• Exercise instructions: Write each entry out again verbatim, pictures excluded.

##### Study material

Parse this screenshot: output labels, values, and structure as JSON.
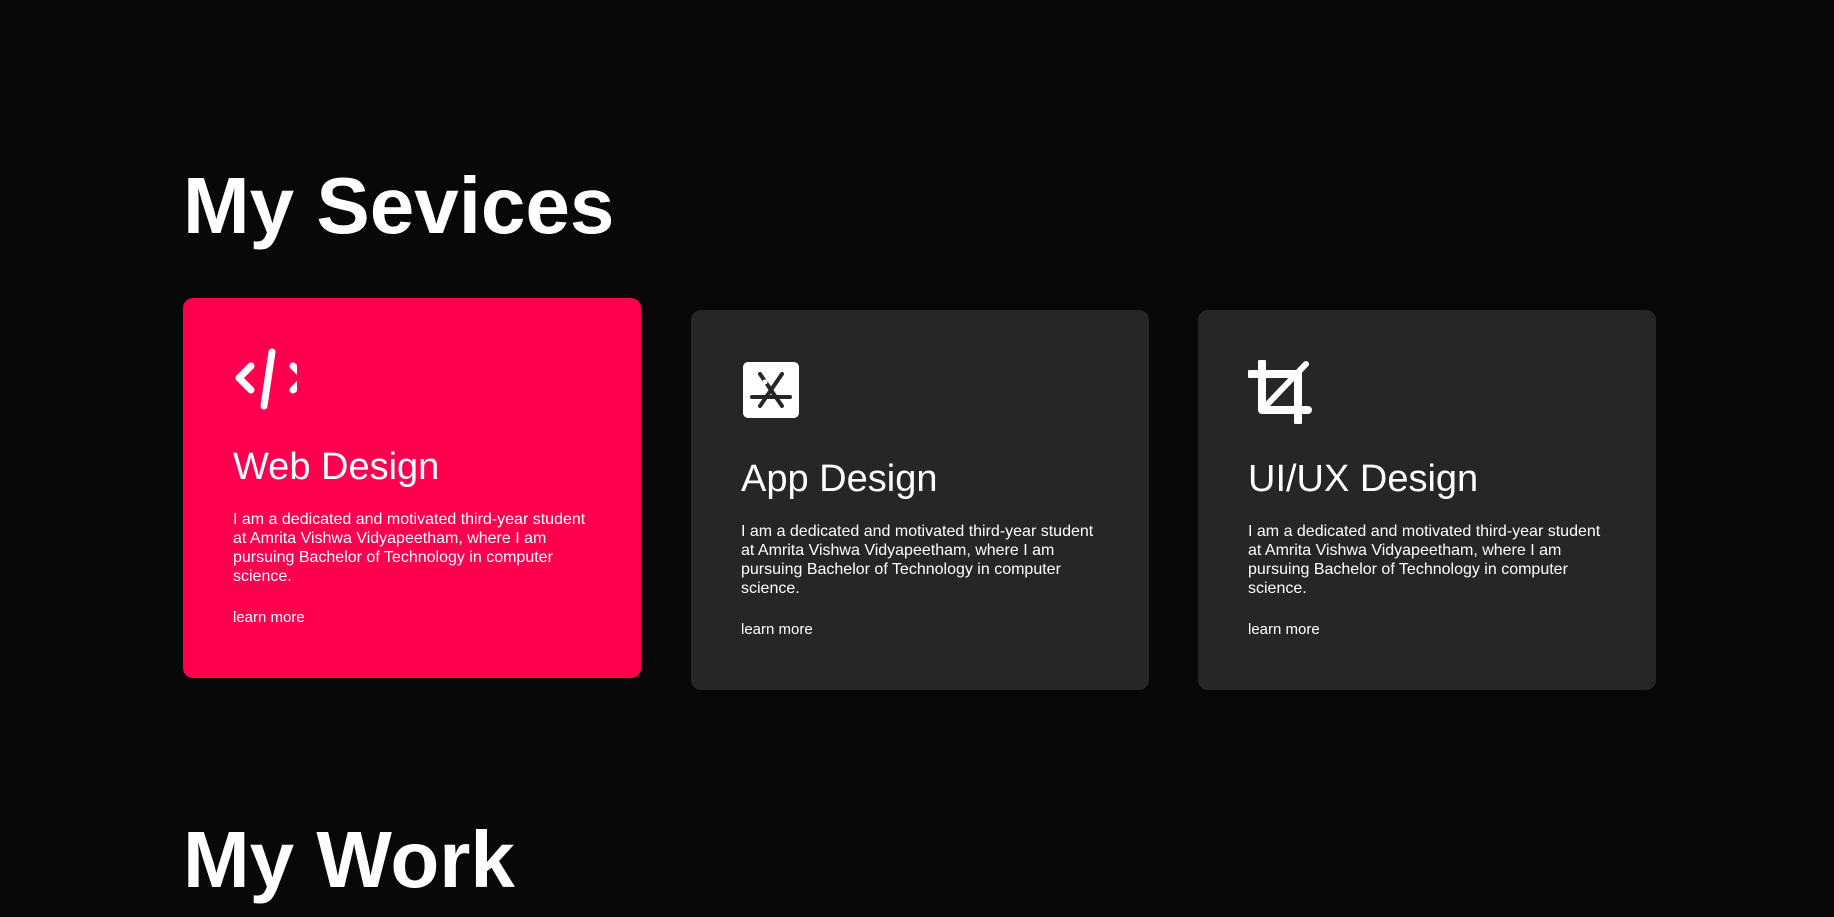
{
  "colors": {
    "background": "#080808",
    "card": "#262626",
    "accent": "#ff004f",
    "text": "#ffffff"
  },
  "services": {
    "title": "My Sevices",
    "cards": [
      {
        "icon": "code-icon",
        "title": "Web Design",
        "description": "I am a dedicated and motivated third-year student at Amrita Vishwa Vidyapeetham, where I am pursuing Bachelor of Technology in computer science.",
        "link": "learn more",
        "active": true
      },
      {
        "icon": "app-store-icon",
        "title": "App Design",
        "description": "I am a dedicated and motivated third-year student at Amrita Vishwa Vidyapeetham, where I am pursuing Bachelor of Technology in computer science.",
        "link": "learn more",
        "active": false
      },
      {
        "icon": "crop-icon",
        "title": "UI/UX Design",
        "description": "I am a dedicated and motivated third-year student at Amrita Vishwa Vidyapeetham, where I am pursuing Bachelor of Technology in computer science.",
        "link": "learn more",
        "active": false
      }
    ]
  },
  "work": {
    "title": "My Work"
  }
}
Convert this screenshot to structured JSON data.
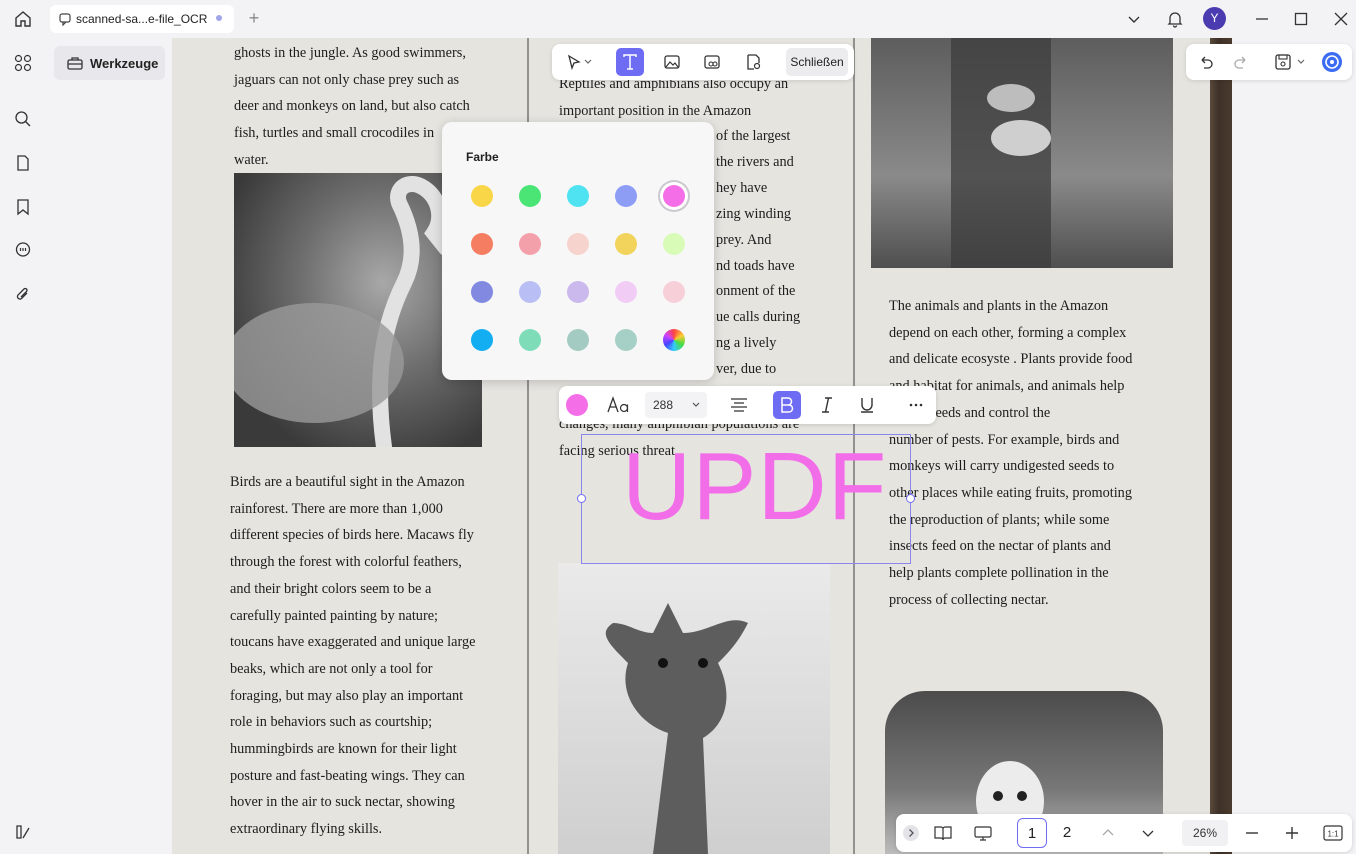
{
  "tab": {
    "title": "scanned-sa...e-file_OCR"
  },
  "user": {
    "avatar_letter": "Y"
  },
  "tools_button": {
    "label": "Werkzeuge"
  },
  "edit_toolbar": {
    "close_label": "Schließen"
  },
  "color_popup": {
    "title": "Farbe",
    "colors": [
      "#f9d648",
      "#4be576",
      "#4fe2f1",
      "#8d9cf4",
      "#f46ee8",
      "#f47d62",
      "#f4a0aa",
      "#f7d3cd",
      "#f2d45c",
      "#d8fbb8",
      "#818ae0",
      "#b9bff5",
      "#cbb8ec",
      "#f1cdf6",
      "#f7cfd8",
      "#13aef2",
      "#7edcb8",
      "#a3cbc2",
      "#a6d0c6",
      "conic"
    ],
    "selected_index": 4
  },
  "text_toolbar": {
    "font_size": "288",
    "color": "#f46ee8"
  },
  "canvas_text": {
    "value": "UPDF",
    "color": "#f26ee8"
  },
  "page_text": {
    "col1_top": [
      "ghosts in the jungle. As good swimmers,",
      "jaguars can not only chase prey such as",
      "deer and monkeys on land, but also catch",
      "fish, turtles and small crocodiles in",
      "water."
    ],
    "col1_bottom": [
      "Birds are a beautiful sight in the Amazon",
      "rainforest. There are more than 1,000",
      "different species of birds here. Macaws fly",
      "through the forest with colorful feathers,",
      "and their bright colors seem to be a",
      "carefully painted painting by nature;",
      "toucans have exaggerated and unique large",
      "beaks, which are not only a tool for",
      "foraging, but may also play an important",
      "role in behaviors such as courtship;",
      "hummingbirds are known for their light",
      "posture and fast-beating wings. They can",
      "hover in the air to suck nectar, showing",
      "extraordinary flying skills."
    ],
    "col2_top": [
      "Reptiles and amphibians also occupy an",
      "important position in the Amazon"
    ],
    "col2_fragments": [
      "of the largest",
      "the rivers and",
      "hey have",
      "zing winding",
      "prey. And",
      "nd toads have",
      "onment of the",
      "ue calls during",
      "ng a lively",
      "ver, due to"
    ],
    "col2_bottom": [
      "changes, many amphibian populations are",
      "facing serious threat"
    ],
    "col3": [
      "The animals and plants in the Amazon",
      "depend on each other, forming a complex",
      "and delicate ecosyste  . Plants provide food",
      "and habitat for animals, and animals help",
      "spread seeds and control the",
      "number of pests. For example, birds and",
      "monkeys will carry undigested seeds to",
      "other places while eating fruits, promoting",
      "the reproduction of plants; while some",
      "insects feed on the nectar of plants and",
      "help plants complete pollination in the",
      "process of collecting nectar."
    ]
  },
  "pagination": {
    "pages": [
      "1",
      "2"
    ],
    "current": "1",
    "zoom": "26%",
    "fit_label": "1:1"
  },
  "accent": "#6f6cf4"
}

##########

• Answer box:
Parse this screenshot: output labels, values, and structure as JSON.
{
  "colors": {
    "background": "#080808",
    "card": "#262626",
    "accent": "#ff004f",
    "text": "#ffffff"
  },
  "services": {
    "title": "My Sevices",
    "cards": [
      {
        "icon": "code-icon",
        "title": "Web Design",
        "description": "I am a dedicated and motivated third-year student at Amrita Vishwa Vidyapeetham, where I am pursuing Bachelor of Technology in computer science.",
        "link": "learn more",
        "active": true
      },
      {
        "icon": "app-store-icon",
        "title": "App Design",
        "description": "I am a dedicated and motivated third-year student at Amrita Vishwa Vidyapeetham, where I am pursuing Bachelor of Technology in computer science.",
        "link": "learn more",
        "active": false
      },
      {
        "icon": "crop-icon",
        "title": "UI/UX Design",
        "description": "I am a dedicated and motivated third-year student at Amrita Vishwa Vidyapeetham, where I am pursuing Bachelor of Technology in computer science.",
        "link": "learn more",
        "active": false
      }
    ]
  },
  "work": {
    "title": "My Work"
  }
}
Convert this screenshot to structured JSON data.
{
  "tab": {
    "title": "scanned-sa...e-file_OCR"
  },
  "user": {
    "avatar_letter": "Y"
  },
  "tools_button": {
    "label": "Werkzeuge"
  },
  "edit_toolbar": {
    "close_label": "Schließen"
  },
  "color_popup": {
    "title": "Farbe",
    "colors": [
      "#f9d648",
      "#4be576",
      "#4fe2f1",
      "#8d9cf4",
      "#f46ee8",
      "#f47d62",
      "#f4a0aa",
      "#f7d3cd",
      "#f2d45c",
      "#d8fbb8",
      "#818ae0",
      "#b9bff5",
      "#cbb8ec",
      "#f1cdf6",
      "#f7cfd8",
      "#13aef2",
      "#7edcb8",
      "#a3cbc2",
      "#a6d0c6",
      "conic"
    ],
    "selected_index": 4
  },
  "text_toolbar": {
    "font_size": "288",
    "color": "#f46ee8"
  },
  "canvas_text": {
    "value": "UPDF",
    "color": "#f26ee8"
  },
  "page_text": {
    "col1_top": [
      "ghosts in the jungle. As good swimmers,",
      "jaguars can not only chase prey such as",
      "deer and monkeys on land, but also catch",
      "fish, turtles and small crocodiles in",
      "water."
    ],
    "col1_bottom": [
      "Birds are a beautiful sight in the Amazon",
      "rainforest. There are more than 1,000",
      "different species of birds here. Macaws fly",
      "through the forest with colorful feathers,",
      "and their bright colors seem to be a",
      "carefully painted painting by nature;",
      "toucans have exaggerated and unique large",
      "beaks, which are not only a tool for",
      "foraging, but may also play an important",
      "role in behaviors such as courtship;",
      "hummingbirds are known for their light",
      "posture and fast-beating wings. They can",
      "hover in the air to suck nectar, showing",
      "extraordinary flying skills."
    ],
    "col2_top": [
      "Reptiles and amphibians also occupy an",
      "important position in the Amazon"
    ],
    "col2_fragments": [
      "of the largest",
      "the rivers and",
      "hey have",
      "zing winding",
      "prey. And",
      "nd toads have",
      "onment of the",
      "ue calls during",
      "ng a lively",
      "ver, due to"
    ],
    "col2_bottom": [
      "changes, many amphibian populations are",
      "facing serious threat"
    ],
    "col3": [
      "The animals and plants in the Amazon",
      "depend on each other, forming a complex",
      "and delicate ecosyste  . Plants provide food",
      "and habitat for animals, and animals help",
      "spread seeds and control the",
      "number of pests. For example, birds and",
      "monkeys will carry undigested seeds to",
      "other places while eating fruits, promoting",
      "the reproduction of plants; while some",
      "insects feed on the nectar of plants and",
      "help plants complete pollination in the",
      "process of collecting nectar."
    ]
  },
  "pagination": {
    "pages": [
      "1",
      "2"
    ],
    "current": "1",
    "zoom": "26%",
    "fit_label": "1:1"
  },
  "accent": "#6f6cf4"
}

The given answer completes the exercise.